Niagara Gazette

May 8, 2014

Area theaters take a step back to 1937 with "Of Mice and Men" and "You Can't Take It With You"

Niagara Gazette

Niagara Gazette — It’s 1937 all over again on area stages. “You Can’t Take It with You” and “Of Mice & Men,” Broadway contemporaries 77 years ago, both opened Friday, separated by content and a continent, unified in their depiction of loyalty in desperate times.

“OF MICE & MEN” – Woodbox Theater at the NAAC, Pine & Portage, meets the challenge of John Steinbeck’s grim, enlightening mini-saga. Two drifters, George small and canny, Lenny huge and simple, wander into a California ranch to find the ways and means of independence.

Sami Grawe efficiently directs Chris Best and Tim Kordela, Best playing down his own years to capture George’s conflicted sense of duty in his rolling eyes, Kordela splendid as the helpless man-child, obsessively twisting at his shirt-tail. He makes you laugh, and feel guilty for it.

Support comes from Bob Priest as maimed old Candy and his last-legs dog; Peter-Mark Raphael singularly sinister as Curly (ironic, in view of his hairstyle); Drew Krause as the savvy mule-skinner Slim; Paul Everett as the sullenly segregated Crooks; Savanna Easton as the voluptuous vamp; ex-ump Sam Granieri, with the task of making the final call on the dog and peppy young John Macomber.
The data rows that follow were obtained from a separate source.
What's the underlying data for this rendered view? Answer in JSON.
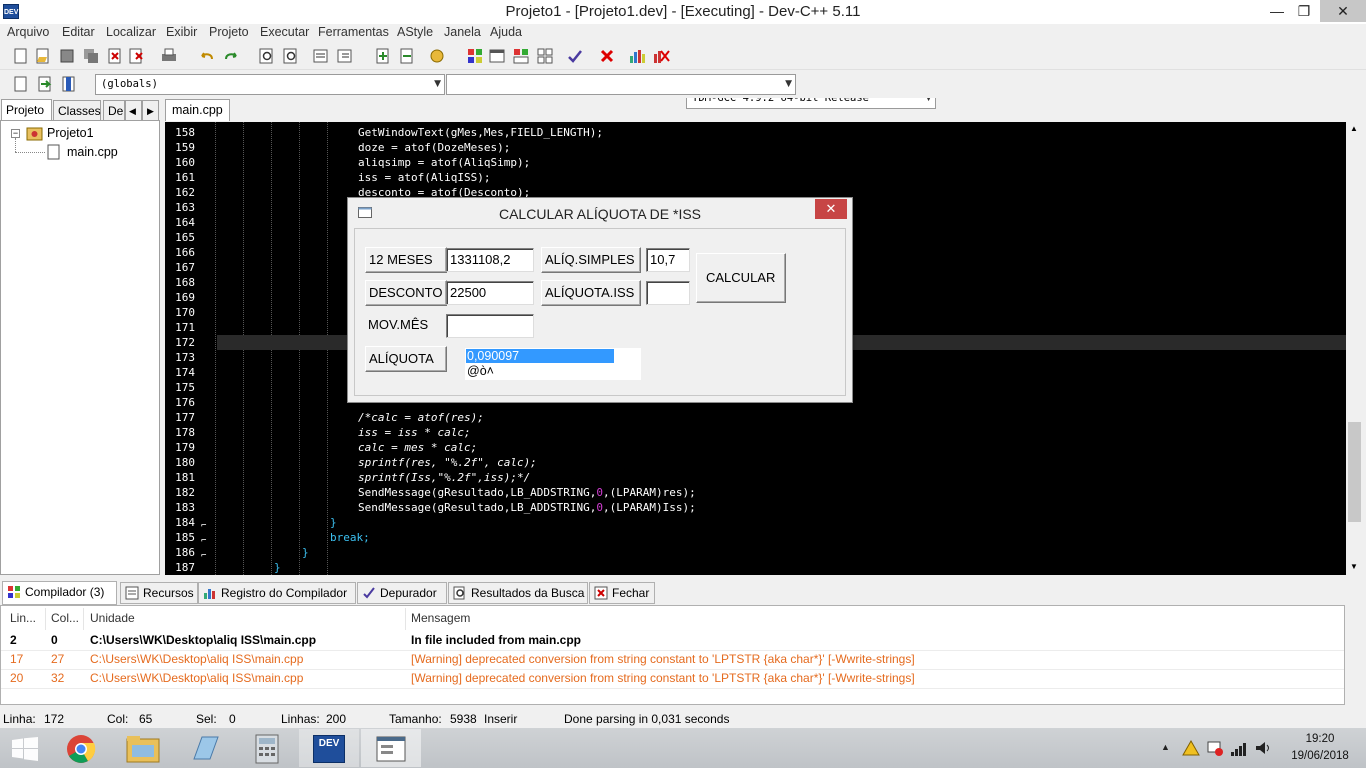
{
  "window": {
    "title": "Projeto1 - [Projeto1.dev] - [Executing] - Dev-C++ 5.11",
    "app_icon_text": "DEV",
    "minimize": "—",
    "restore": "❐",
    "close": "✕"
  },
  "menu": [
    "Arquivo",
    "Editar",
    "Localizar",
    "Exibir",
    "Projeto",
    "Executar",
    "Ferramentas",
    "AStyle",
    "Janela",
    "Ajuda"
  ],
  "toolbar": {
    "compiler_select": "TDM-GCC 4.9.2 64-bit Release",
    "scope_select": "(globals)",
    "function_select": ""
  },
  "left_panel": {
    "tabs": [
      "Projeto",
      "Classes",
      "De"
    ],
    "tree": {
      "project": "Projeto1",
      "file": "main.cpp"
    }
  },
  "editor": {
    "tab": "main.cpp",
    "line_numbers": [
      "158",
      "159",
      "160",
      "161",
      "162",
      "163",
      "164",
      "165",
      "166",
      "167",
      "168",
      "169",
      "170",
      "171",
      "172",
      "173",
      "174",
      "175",
      "176",
      "177",
      "178",
      "179",
      "180",
      "181",
      "182",
      "183",
      "184",
      "185",
      "186",
      "187"
    ],
    "lines": {
      "l158": "GetWindowText(gMes,Mes,FIELD_LENGTH);",
      "l159": "doze = atof(DozeMeses);",
      "l160": "aliqsimp = atof(AliqSimp);",
      "l161": "iss = atof(AliqISS);",
      "l162": "desconto = atof(Desconto);",
      "l177": "/*calc = atof(res);",
      "l178": "iss = iss * calc;",
      "l179": "calc = mes * calc;",
      "l180": "sprintf(res, \"%.2f\", calc);",
      "l181": "sprintf(Iss,\"%.2f\",iss);*/",
      "l182a": "SendMessage(gResultado,LB_ADDSTRING,",
      "l182b": "0",
      "l182c": ",(LPARAM)res);",
      "l183a": "SendMessage(gResultado,LB_ADDSTRING,",
      "l183b": "0",
      "l183c": ",(LPARAM)Iss);",
      "l184": "}",
      "l185": "break;",
      "l186": "}",
      "l187": "}"
    }
  },
  "dialog": {
    "title": "CALCULAR ALÍQUOTA DE *ISS",
    "close": "✕",
    "btn_12meses": "12 MESES",
    "val_12meses": "1331108,2",
    "btn_aliq_simples": "ALÍQ.SIMPLES",
    "val_aliq_simples": "10,7",
    "btn_calcular": "CALCULAR",
    "btn_desconto": "DESCONTO",
    "val_desconto": "22500",
    "btn_aliquota_iss": "ALÍQUOTA.ISS",
    "val_aliquota_iss": "",
    "btn_mov_mes": "MOV.MÊS",
    "val_mov_mes": "",
    "btn_aliquota": "ALÍQUOTA",
    "result_items": [
      "0,090097",
      "@ò˄"
    ]
  },
  "bottom_tabs": [
    "Compilador (3)",
    "Recursos",
    "Registro do Compilador",
    "Depurador",
    "Resultados da Busca",
    "Fechar"
  ],
  "messages": {
    "columns": [
      "Lin...",
      "Col...",
      "Unidade",
      "Mensagem"
    ],
    "rows": [
      {
        "lin": "2",
        "col": "0",
        "unit": "C:\\Users\\WK\\Desktop\\aliq ISS\\main.cpp",
        "msg": "In file included from main.cpp"
      },
      {
        "lin": "17",
        "col": "27",
        "unit": "C:\\Users\\WK\\Desktop\\aliq ISS\\main.cpp",
        "msg": "[Warning] deprecated conversion from string constant to 'LPTSTR {aka char*}' [-Wwrite-strings]"
      },
      {
        "lin": "20",
        "col": "32",
        "unit": "C:\\Users\\WK\\Desktop\\aliq ISS\\main.cpp",
        "msg": "[Warning] deprecated conversion from string constant to 'LPTSTR {aka char*}' [-Wwrite-strings]"
      }
    ]
  },
  "status": {
    "linha_label": "Linha:",
    "linha": "172",
    "col_label": "Col:",
    "col": "65",
    "sel_label": "Sel:",
    "sel": "0",
    "linhas_label": "Linhas:",
    "linhas": "200",
    "tamanho_label": "Tamanho:",
    "tamanho": "5938",
    "mode": "Inserir",
    "message": "Done parsing in 0,031 seconds"
  },
  "taskbar": {
    "time": "19:20",
    "date": "19/06/2018",
    "dev_icon_text": "DEV"
  },
  "colors": {
    "keyword": "#3cc0f0",
    "number": "#d23dd2",
    "warning": "#e56b1f",
    "selection": "#3399ff"
  }
}
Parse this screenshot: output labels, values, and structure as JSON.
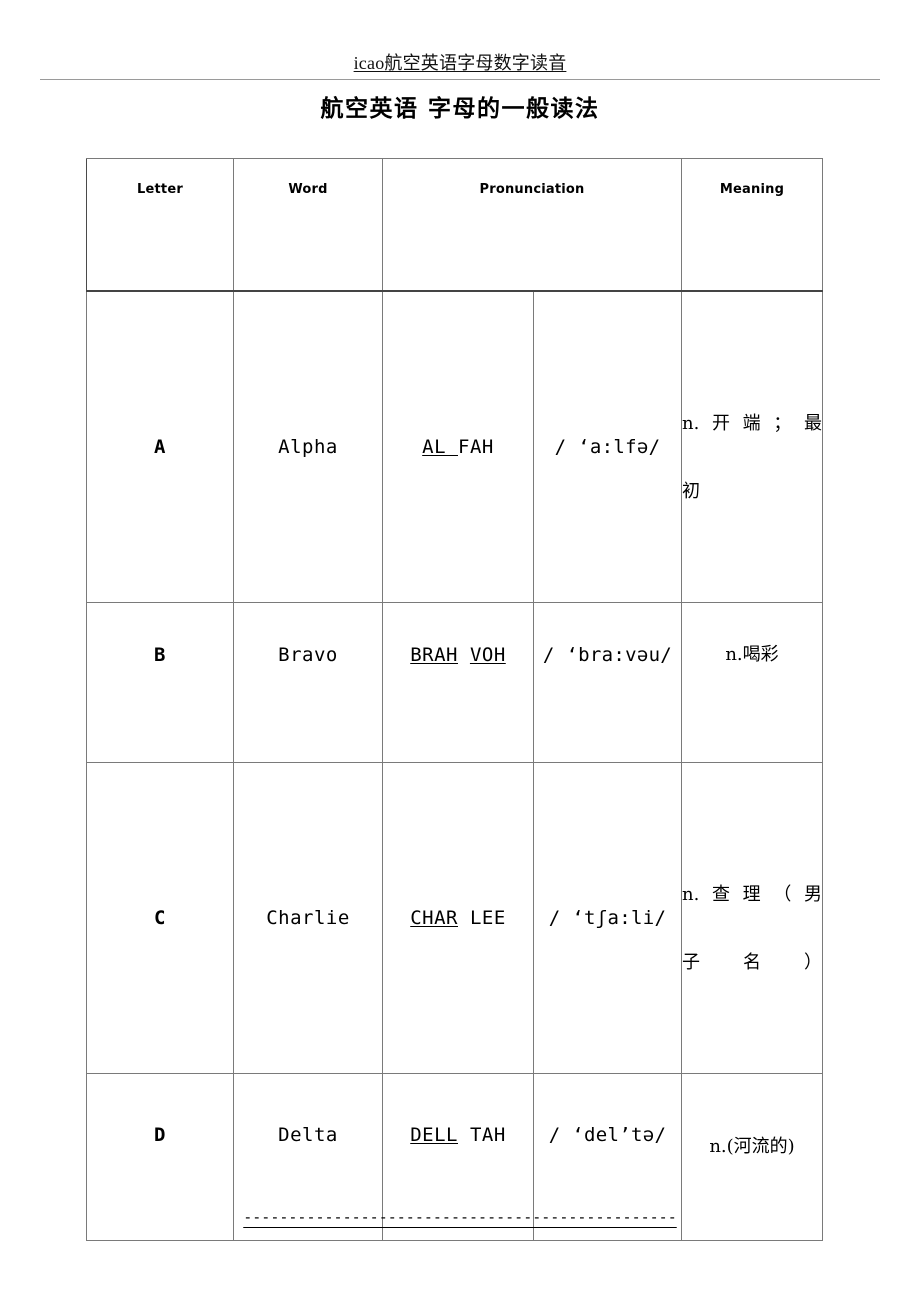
{
  "header": {
    "running_head": "icao航空英语字母数字读音"
  },
  "title": "航空英语 字母的一般读法",
  "table": {
    "columns": [
      {
        "key": "letter",
        "label": "Letter"
      },
      {
        "key": "word",
        "label": "Word"
      },
      {
        "key": "pronunciation",
        "label": "Pronunciation"
      },
      {
        "key": "meaning",
        "label": "Meaning"
      }
    ],
    "rows": [
      {
        "letter": "A",
        "word": "Alpha",
        "respell_underlined": "AL ",
        "respell_plain": "FAH",
        "ipa": "/ ‘a:lfə/",
        "meaning_line1": "n.开端；最",
        "meaning_line2": "初",
        "meaning_full": "n.开端；最初"
      },
      {
        "letter": "B",
        "word": "Bravo",
        "respell_underlined": "BRAH",
        "respell_underlined2": "VOH",
        "respell_plain": "",
        "ipa": "/ ‘bra:vəu/",
        "meaning_line1": "n.喝彩",
        "meaning_line2": "",
        "meaning_full": "n.喝彩"
      },
      {
        "letter": "C",
        "word": "Charlie",
        "respell_underlined": "CHAR",
        "respell_plain": " LEE",
        "ipa": "/ ‘tʃa:li/",
        "meaning_line1": "n.查理（男",
        "meaning_line2": "子名）",
        "meaning_full": "n.查理（男子名）"
      },
      {
        "letter": "D",
        "word": "Delta",
        "respell_underlined": "DELL",
        "respell_plain": " TAH",
        "ipa": "/ ‘del’tə/",
        "meaning_line1": "n.(河流的)",
        "meaning_line2": "",
        "meaning_full": "n.(河流的)"
      }
    ]
  },
  "footer": {
    "separator": "------------------------------------------------"
  }
}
The dog, Arrow, Priest’s own, scores a bullseye.

The set is spare and often effective, the cast eager and sincere. Slim says, “You don’t need no smarts to be a nice guy,” and you don’t need an Equity card to bring “Mice & Men” to life.

“YOU CAN’T TAKE IT WITH YOU” – On a set that redefines “garage-sale chic,” Niagara Regional Guild stages this sprawling comedy as a farce fresh out of finishing school. Few doors slam but the motion is perpetual, even when Alice Sycamore (Sarah Stroka, a dreamboat in blue) intersects the trajectory of dart-throwing Grandpa Vanderhof (Chuck Slisz, faithfully genial).

Whereas George and Lenny sweat for their stake, Grandpa distributes his, having shoved his 9-to-5 and opened his digs to a menagerie ranging from alcoholic actress to part-time pryotechnician.

Andrea Letcher glows as the attention-challenged Penny, percolating from one endeavor to another – playwright, novelist, artist, game-show hostess. Penny never painted a portrait as vivid as the reality Letcher gives to this airily sensual optimist. “Everybody got sex?” she flightily inquires. No, but we’ll take a number and wait our turn.

Among others who bring it with them: Cassandra Grizanti as the clumsy, confectioner Essie, Diane Serra and Tom Slaiman making the politically incorrect servants’ roles their own and Steve Jakiel as the master of extreme, full-contact ballet. Every part fits. Director Gary Gaffney cast no small actors.

Grim, inevitable “Mice & Men” takes Mothers Day off. “Can’t Take” seems just the ticket. Each runs through May 18, plenty of time to take in two talented takes on the way it was.

Doug Smith, age 2 when both debuted, has reviewed local theater since 1968.